Scotframe leads a list of generous donors to create a safe space for vulnerable children and young adults

Scotframe leads a list of generous donorst

It was a particularly special birthday party that Bob Davis held for his 26-year-old daughter Emily in December 2015 - a brilliant disco evening in the new safe play space that he and his team at Scottish charity Play Alloa have just created.

It was special for a number of reasons: Emily has had severe learning difficulties and mobility issues since birth; and companies such as Scotframe, the UK's leading full kit timber frame manufacturer, and many others have pulled together to build the new haven for her and children who face similar challenges.

The new space at Play Alloa, the leading provider of play and social opportunities for children and adults with disabilities and additional support needs within Clackmannanshire, measures a generous 10 metres by 5 metres and is warm, secure and comfortable.

Bob, who moved to Scotland 25 years ago to find good schooling for Emily, said: "We call the new space our Wee Big Build. It is used by all age groups in Play Alloa, but for the young adults, it is like a common room at school, where they are in charge.

"Donors have been more than forthcoming and we have been able to provide them with table football, a pool table and a wide screen TV so that they can use their wii and computer games."

Bob, who is chairman of Play Alloa, is also membership manager of the Structural Timber Association and he used his connections within the construction industry in Scotland to make the dream come true for the 145 families in the area which the charity supports.

He said: "We moved into our new premises in Broad Street in Alloa, supported by the local authority, and the premises included a walled garden area. We needed more private space for young adults, somewhere they could decorate themselves and chill out.

"I spoke to a local architect and he designed a building which I submitted for planning permission. Then I took it to Scotframe, with whom I have worked in the past, and they immediately offered to provide the kit for the building for free.

"That was the catalyst, the key if you like, and once Scotframe were on board the offers of help in creating the play space poured in."

"Scotframe even supplied the final air test which buildings of this nature need on completion - and, needless to say, it passed with flying colours."

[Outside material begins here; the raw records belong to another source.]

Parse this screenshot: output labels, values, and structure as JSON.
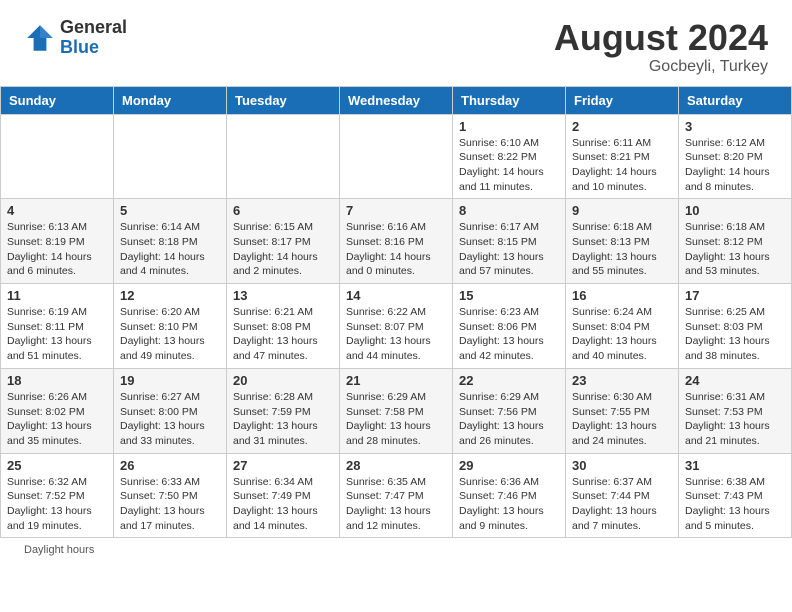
{
  "header": {
    "logo_general": "General",
    "logo_blue": "Blue",
    "month_title": "August 2024",
    "location": "Gocbeyli, Turkey"
  },
  "calendar": {
    "days_of_week": [
      "Sunday",
      "Monday",
      "Tuesday",
      "Wednesday",
      "Thursday",
      "Friday",
      "Saturday"
    ],
    "weeks": [
      [
        {
          "day": "",
          "info": ""
        },
        {
          "day": "",
          "info": ""
        },
        {
          "day": "",
          "info": ""
        },
        {
          "day": "",
          "info": ""
        },
        {
          "day": "1",
          "info": "Sunrise: 6:10 AM\nSunset: 8:22 PM\nDaylight: 14 hours\nand 11 minutes."
        },
        {
          "day": "2",
          "info": "Sunrise: 6:11 AM\nSunset: 8:21 PM\nDaylight: 14 hours\nand 10 minutes."
        },
        {
          "day": "3",
          "info": "Sunrise: 6:12 AM\nSunset: 8:20 PM\nDaylight: 14 hours\nand 8 minutes."
        }
      ],
      [
        {
          "day": "4",
          "info": "Sunrise: 6:13 AM\nSunset: 8:19 PM\nDaylight: 14 hours\nand 6 minutes."
        },
        {
          "day": "5",
          "info": "Sunrise: 6:14 AM\nSunset: 8:18 PM\nDaylight: 14 hours\nand 4 minutes."
        },
        {
          "day": "6",
          "info": "Sunrise: 6:15 AM\nSunset: 8:17 PM\nDaylight: 14 hours\nand 2 minutes."
        },
        {
          "day": "7",
          "info": "Sunrise: 6:16 AM\nSunset: 8:16 PM\nDaylight: 14 hours\nand 0 minutes."
        },
        {
          "day": "8",
          "info": "Sunrise: 6:17 AM\nSunset: 8:15 PM\nDaylight: 13 hours\nand 57 minutes."
        },
        {
          "day": "9",
          "info": "Sunrise: 6:18 AM\nSunset: 8:13 PM\nDaylight: 13 hours\nand 55 minutes."
        },
        {
          "day": "10",
          "info": "Sunrise: 6:18 AM\nSunset: 8:12 PM\nDaylight: 13 hours\nand 53 minutes."
        }
      ],
      [
        {
          "day": "11",
          "info": "Sunrise: 6:19 AM\nSunset: 8:11 PM\nDaylight: 13 hours\nand 51 minutes."
        },
        {
          "day": "12",
          "info": "Sunrise: 6:20 AM\nSunset: 8:10 PM\nDaylight: 13 hours\nand 49 minutes."
        },
        {
          "day": "13",
          "info": "Sunrise: 6:21 AM\nSunset: 8:08 PM\nDaylight: 13 hours\nand 47 minutes."
        },
        {
          "day": "14",
          "info": "Sunrise: 6:22 AM\nSunset: 8:07 PM\nDaylight: 13 hours\nand 44 minutes."
        },
        {
          "day": "15",
          "info": "Sunrise: 6:23 AM\nSunset: 8:06 PM\nDaylight: 13 hours\nand 42 minutes."
        },
        {
          "day": "16",
          "info": "Sunrise: 6:24 AM\nSunset: 8:04 PM\nDaylight: 13 hours\nand 40 minutes."
        },
        {
          "day": "17",
          "info": "Sunrise: 6:25 AM\nSunset: 8:03 PM\nDaylight: 13 hours\nand 38 minutes."
        }
      ],
      [
        {
          "day": "18",
          "info": "Sunrise: 6:26 AM\nSunset: 8:02 PM\nDaylight: 13 hours\nand 35 minutes."
        },
        {
          "day": "19",
          "info": "Sunrise: 6:27 AM\nSunset: 8:00 PM\nDaylight: 13 hours\nand 33 minutes."
        },
        {
          "day": "20",
          "info": "Sunrise: 6:28 AM\nSunset: 7:59 PM\nDaylight: 13 hours\nand 31 minutes."
        },
        {
          "day": "21",
          "info": "Sunrise: 6:29 AM\nSunset: 7:58 PM\nDaylight: 13 hours\nand 28 minutes."
        },
        {
          "day": "22",
          "info": "Sunrise: 6:29 AM\nSunset: 7:56 PM\nDaylight: 13 hours\nand 26 minutes."
        },
        {
          "day": "23",
          "info": "Sunrise: 6:30 AM\nSunset: 7:55 PM\nDaylight: 13 hours\nand 24 minutes."
        },
        {
          "day": "24",
          "info": "Sunrise: 6:31 AM\nSunset: 7:53 PM\nDaylight: 13 hours\nand 21 minutes."
        }
      ],
      [
        {
          "day": "25",
          "info": "Sunrise: 6:32 AM\nSunset: 7:52 PM\nDaylight: 13 hours\nand 19 minutes."
        },
        {
          "day": "26",
          "info": "Sunrise: 6:33 AM\nSunset: 7:50 PM\nDaylight: 13 hours\nand 17 minutes."
        },
        {
          "day": "27",
          "info": "Sunrise: 6:34 AM\nSunset: 7:49 PM\nDaylight: 13 hours\nand 14 minutes."
        },
        {
          "day": "28",
          "info": "Sunrise: 6:35 AM\nSunset: 7:47 PM\nDaylight: 13 hours\nand 12 minutes."
        },
        {
          "day": "29",
          "info": "Sunrise: 6:36 AM\nSunset: 7:46 PM\nDaylight: 13 hours\nand 9 minutes."
        },
        {
          "day": "30",
          "info": "Sunrise: 6:37 AM\nSunset: 7:44 PM\nDaylight: 13 hours\nand 7 minutes."
        },
        {
          "day": "31",
          "info": "Sunrise: 6:38 AM\nSunset: 7:43 PM\nDaylight: 13 hours\nand 5 minutes."
        }
      ]
    ]
  },
  "footer": {
    "text": "Daylight hours"
  }
}
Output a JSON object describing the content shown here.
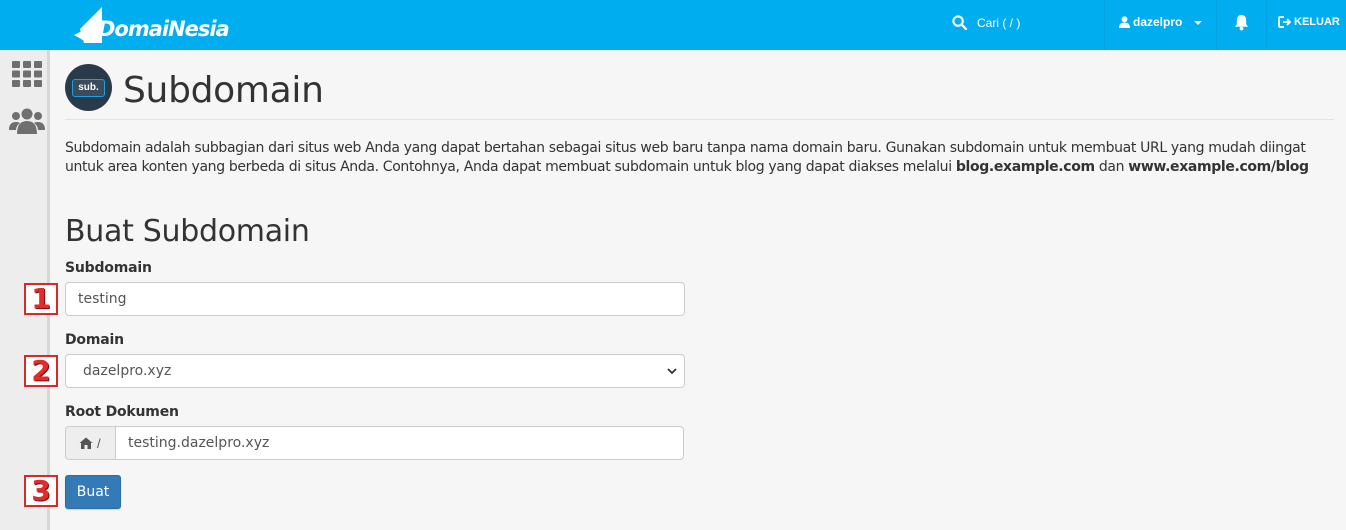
{
  "header": {
    "brand": "DomaiNesia",
    "search_placeholder": "Cari ( / )",
    "username": "dazelpro",
    "logout_label": "KELUAR"
  },
  "sidebar": {
    "items": [
      {
        "icon": "apps-grid-icon"
      },
      {
        "icon": "users-icon"
      }
    ]
  },
  "page": {
    "icon_text": "sub.",
    "title": "Subdomain",
    "description_part1": "Subdomain adalah subbagian dari situs web Anda yang dapat bertahan sebagai situs web baru tanpa nama domain baru. Gunakan subdomain untuk membuat URL yang mudah diingat untuk area konten yang berbeda di situs Anda. Contohnya, Anda dapat membuat subdomain untuk blog yang dapat diakses melalui ",
    "description_bold1": "blog.example.com",
    "description_and": " dan ",
    "description_bold2": "www.example.com/blog"
  },
  "form": {
    "section_title": "Buat Subdomain",
    "subdomain_label": "Subdomain",
    "subdomain_value": "testing",
    "domain_label": "Domain",
    "domain_value": "dazelpro.xyz",
    "docroot_label": "Root Dokumen",
    "docroot_prefix": "/",
    "docroot_value": "testing.dazelpro.xyz",
    "submit_label": "Buat"
  },
  "steps": [
    "1",
    "2",
    "3"
  ],
  "colors": {
    "topbar": "#00adee",
    "button": "#337ab7",
    "step_marker": "#e22b2b"
  }
}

He said that Play Alloa now has groups for young adults, teenagers, very young children and, most recently, for mothers and babies. There is now a queue of parents of children with particular needs who are keen to hold parties in the play space.

"When you have a child with say, autism, or attention deficit issues, the fact is that you just stop going to public places for events such as family celebrations. This wonderful new building provides a space where people can meet and interact in comfort and safety.

"I can't thank Scotframe enough for starting the ball rolling on this, and all the others who gave so unstintingly of their time, skills and money. The children and young adults of Play Alloa are in their debt."

Scotframe leads a list of generous donors